Harmful agents or substances that can cause malformations or defects in a embryo of fetus
the stage in life during which reproductive hormones begin to be formed. Reproductive development occurs during this stage
Seminiferous tubules
long, coiled tubes inside the testes
interstitial cells
cells surrounding the seminiferous tubules in the testes
sertoli cells
cells in the seminiferous tubules that support, regulate, and nourish developing sperm
in human males, the tube within the scrotum in which sperm mature and become motile
seminal vesicle
glands that produce a mucus-like fluid containing fructose as energy for sperm
prostate gland
Exocrine gland, in men, at the base of the urinary bladder. It secretes alkaline fluid (part of semen) into the urethra during ejaculation to neutralize the acidity of the female reproductive tract.
cowper's gland
gland in human males that secretes an alkaline fluid that neutralizes the acidity of the female reproductive tract during ejaculation
fluid made of sperm and fluid from the prostrate and Cowper's glands
hormone that acts on the hypothalamus to stimulate the production of releasing factors that trigger release of FSH. The interaction of FSH and inhibin controls the rate of formation of sperm.
steroid hormone produced in the testicles that is responsible for the development of male secondary sexual characteristics
the mucous membrane that lines the uterus and increases in thickness in the latter part of menstrual cycle
two glands that are suspended in the abdominal cavity and produce eggs (ova)
pair of tubes in the body that transport an egg (ovum) from the ovary to the uterus
finger-like projections that sweep eggs from where they exit the ovaries into the fallopian tubes
menstrual cycle
in a human female, period of 25 - 40 days during which hormones stimulate the development of the uterine lining, and an egg is developed and released from an ovary. If the egg is not fertilized, the uterine lining is shed as the cycle begins again.
in the female reproductive system, groups of cells held in the ovaries. Each one of these cells contains an ovum (egg) that will develop
luteal stage
stage of the menstrual cycle that begins with ovulation. During this stage, LH stimulates the corpus luteum to produce progesterone, which inhibits the growth of other follicles so that only one ovum is released during each cycle.

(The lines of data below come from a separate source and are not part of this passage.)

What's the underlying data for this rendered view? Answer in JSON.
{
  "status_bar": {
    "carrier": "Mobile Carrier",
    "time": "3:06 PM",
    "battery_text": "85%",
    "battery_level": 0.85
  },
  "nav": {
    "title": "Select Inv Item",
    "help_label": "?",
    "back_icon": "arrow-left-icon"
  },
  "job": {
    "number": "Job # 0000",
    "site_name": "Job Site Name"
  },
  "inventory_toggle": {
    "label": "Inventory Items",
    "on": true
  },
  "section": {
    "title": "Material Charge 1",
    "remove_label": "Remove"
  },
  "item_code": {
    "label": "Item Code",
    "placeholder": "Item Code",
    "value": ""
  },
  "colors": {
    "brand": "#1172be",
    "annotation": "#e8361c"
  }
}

period in women's life during which a decrease in estrogen and progesterone results in an end of menstrual cycle
hormone replacement therapy
administration of low levels of estrogen and/or progesterone to alleviate symptoms of menopause
diseases such as AIDS, chlamydia, or genital herpes that is normally passed from one person to another through sexual activity
physically incapable of conceiving offspring
incapable of becoming pregnant or of inducing pregnancy
a way of avoiding pregnancy, using either artificial methods such as condoms and birth control pills or natural methods such as avoiding sexual intercourse during a woman's none fertile periods
first stage in embryonic development, when a sperm and egg interact successfully to form a zygote
stage which follows the morula
thin outer layer (ectoderm) that encloses the embryo of mammals, attaches the fertilized ovum to the wall of the uterus, and absorbs nutrients
the embryo's attachment of itself to the endometrium, occurs within the first week after fertilization in humans
primary membranes
thin flexible sheets of tissue that are not part of the embryo but that support, nourish and protect it
germ layers
three cellular layers in the gastrula - ectoderm, endoderm and mesoderm
vertebrate embryo in the stage during which the nervous system begins to develop
the process in which each of the three layers of the gastrula develop into different parts of the body
May cause the release of oxytocin. Prostaglandins together with oxytocin cause the uterus to contract, signaling the beginning of labour
process of giving birth to a baby
the secretion and formation of breast milk by the mammary glands